BEGIN AVAILABLE DATA

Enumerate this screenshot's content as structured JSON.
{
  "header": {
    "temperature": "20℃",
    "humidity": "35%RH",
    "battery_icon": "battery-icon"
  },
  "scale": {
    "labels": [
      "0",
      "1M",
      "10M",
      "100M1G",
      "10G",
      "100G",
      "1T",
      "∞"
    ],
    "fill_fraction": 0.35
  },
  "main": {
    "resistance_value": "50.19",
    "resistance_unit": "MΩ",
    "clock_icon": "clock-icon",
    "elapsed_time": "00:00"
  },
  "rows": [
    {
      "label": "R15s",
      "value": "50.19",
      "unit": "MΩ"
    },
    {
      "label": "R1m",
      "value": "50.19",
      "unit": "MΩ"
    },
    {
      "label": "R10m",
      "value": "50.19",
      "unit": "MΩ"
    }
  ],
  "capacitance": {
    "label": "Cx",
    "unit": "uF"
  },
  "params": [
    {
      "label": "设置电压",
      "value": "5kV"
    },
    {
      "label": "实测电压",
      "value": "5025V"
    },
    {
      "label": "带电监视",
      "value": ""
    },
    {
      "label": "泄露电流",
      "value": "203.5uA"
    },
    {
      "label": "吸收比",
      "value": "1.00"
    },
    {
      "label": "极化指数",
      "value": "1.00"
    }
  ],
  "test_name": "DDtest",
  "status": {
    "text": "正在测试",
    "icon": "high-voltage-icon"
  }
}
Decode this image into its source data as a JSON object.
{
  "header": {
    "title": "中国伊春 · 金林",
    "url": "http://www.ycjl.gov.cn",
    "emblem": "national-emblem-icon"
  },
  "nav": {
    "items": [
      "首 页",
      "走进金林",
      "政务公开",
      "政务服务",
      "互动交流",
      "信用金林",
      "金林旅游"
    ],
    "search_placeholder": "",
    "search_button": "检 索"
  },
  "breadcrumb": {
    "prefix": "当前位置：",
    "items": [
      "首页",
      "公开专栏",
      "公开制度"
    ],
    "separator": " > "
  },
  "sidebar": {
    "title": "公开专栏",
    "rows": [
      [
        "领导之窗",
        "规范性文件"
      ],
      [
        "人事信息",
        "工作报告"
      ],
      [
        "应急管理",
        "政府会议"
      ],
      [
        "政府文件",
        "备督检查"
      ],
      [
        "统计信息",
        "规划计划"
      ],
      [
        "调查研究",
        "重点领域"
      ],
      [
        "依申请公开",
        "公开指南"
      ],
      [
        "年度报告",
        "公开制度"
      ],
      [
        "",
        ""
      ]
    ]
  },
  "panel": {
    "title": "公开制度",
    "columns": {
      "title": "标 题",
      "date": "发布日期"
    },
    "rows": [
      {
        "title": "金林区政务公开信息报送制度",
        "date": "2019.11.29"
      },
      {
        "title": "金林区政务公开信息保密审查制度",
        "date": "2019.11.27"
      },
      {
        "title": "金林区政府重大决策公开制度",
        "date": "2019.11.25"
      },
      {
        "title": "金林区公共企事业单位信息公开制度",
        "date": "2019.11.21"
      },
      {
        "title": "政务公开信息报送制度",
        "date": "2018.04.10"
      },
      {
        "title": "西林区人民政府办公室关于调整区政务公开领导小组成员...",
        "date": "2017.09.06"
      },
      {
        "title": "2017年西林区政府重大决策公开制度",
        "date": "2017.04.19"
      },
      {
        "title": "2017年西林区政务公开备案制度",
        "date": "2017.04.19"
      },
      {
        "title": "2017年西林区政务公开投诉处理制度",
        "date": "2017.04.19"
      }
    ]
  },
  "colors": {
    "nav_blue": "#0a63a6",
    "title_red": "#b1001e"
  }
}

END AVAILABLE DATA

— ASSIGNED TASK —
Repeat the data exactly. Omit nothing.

— WRITTEN ANSWER —
Enumerate this screenshot's content as structured JSON.
{
  "header": {
    "temperature": "20℃",
    "humidity": "35%RH",
    "battery_icon": "battery-icon"
  },
  "scale": {
    "labels": [
      "0",
      "1M",
      "10M",
      "100M1G",
      "10G",
      "100G",
      "1T",
      "∞"
    ],
    "fill_fraction": 0.35
  },
  "main": {
    "resistance_value": "50.19",
    "resistance_unit": "MΩ",
    "clock_icon": "clock-icon",
    "elapsed_time": "00:00"
  },
  "rows": [
    {
      "label": "R15s",
      "value": "50.19",
      "unit": "MΩ"
    },
    {
      "label": "R1m",
      "value": "50.19",
      "unit": "MΩ"
    },
    {
      "label": "R10m",
      "value": "50.19",
      "unit": "MΩ"
    }
  ],
  "capacitance": {
    "label": "Cx",
    "unit": "uF"
  },
  "params": [
    {
      "label": "设置电压",
      "value": "5kV"
    },
    {
      "label": "实测电压",
      "value": "5025V"
    },
    {
      "label": "带电监视",
      "value": ""
    },
    {
      "label": "泄露电流",
      "value": "203.5uA"
    },
    {
      "label": "吸收比",
      "value": "1.00"
    },
    {
      "label": "极化指数",
      "value": "1.00"
    }
  ],
  "test_name": "DDtest",
  "status": {
    "text": "正在测试",
    "icon": "high-voltage-icon"
  }
}
Decode this image into its source data as a JSON object.
{
  "header": {
    "title": "中国伊春 · 金林",
    "url": "http://www.ycjl.gov.cn",
    "emblem": "national-emblem-icon"
  },
  "nav": {
    "items": [
      "首 页",
      "走进金林",
      "政务公开",
      "政务服务",
      "互动交流",
      "信用金林",
      "金林旅游"
    ],
    "search_placeholder": "",
    "search_button": "检 索"
  },
  "breadcrumb": {
    "prefix": "当前位置：",
    "items": [
      "首页",
      "公开专栏",
      "公开制度"
    ],
    "separator": " > "
  },
  "sidebar": {
    "title": "公开专栏",
    "rows": [
      [
        "领导之窗",
        "规范性文件"
      ],
      [
        "人事信息",
        "工作报告"
      ],
      [
        "应急管理",
        "政府会议"
      ],
      [
        "政府文件",
        "备督检查"
      ],
      [
        "统计信息",
        "规划计划"
      ],
      [
        "调查研究",
        "重点领域"
      ],
      [
        "依申请公开",
        "公开指南"
      ],
      [
        "年度报告",
        "公开制度"
      ],
      [
        "",
        ""
      ]
    ]
  },
  "panel": {
    "title": "公开制度",
    "columns": {
      "title": "标 题",
      "date": "发布日期"
    },
    "rows": [
      {
        "title": "金林区政务公开信息报送制度",
        "date": "2019.11.29"
      },
      {
        "title": "金林区政务公开信息保密审查制度",
        "date": "2019.11.27"
      },
      {
        "title": "金林区政府重大决策公开制度",
        "date": "2019.11.25"
      },
      {
        "title": "金林区公共企事业单位信息公开制度",
        "date": "2019.11.21"
      },
      {
        "title": "政务公开信息报送制度",
        "date": "2018.04.10"
      },
      {
        "title": "西林区人民政府办公室关于调整区政务公开领导小组成员...",
        "date": "2017.09.06"
      },
      {
        "title": "2017年西林区政府重大决策公开制度",
        "date": "2017.04.19"
      },
      {
        "title": "2017年西林区政务公开备案制度",
        "date": "2017.04.19"
      },
      {
        "title": "2017年西林区政务公开投诉处理制度",
        "date": "2017.04.19"
      }
    ]
  },
  "colors": {
    "nav_blue": "#0a63a6",
    "title_red": "#b1001e"
  }
}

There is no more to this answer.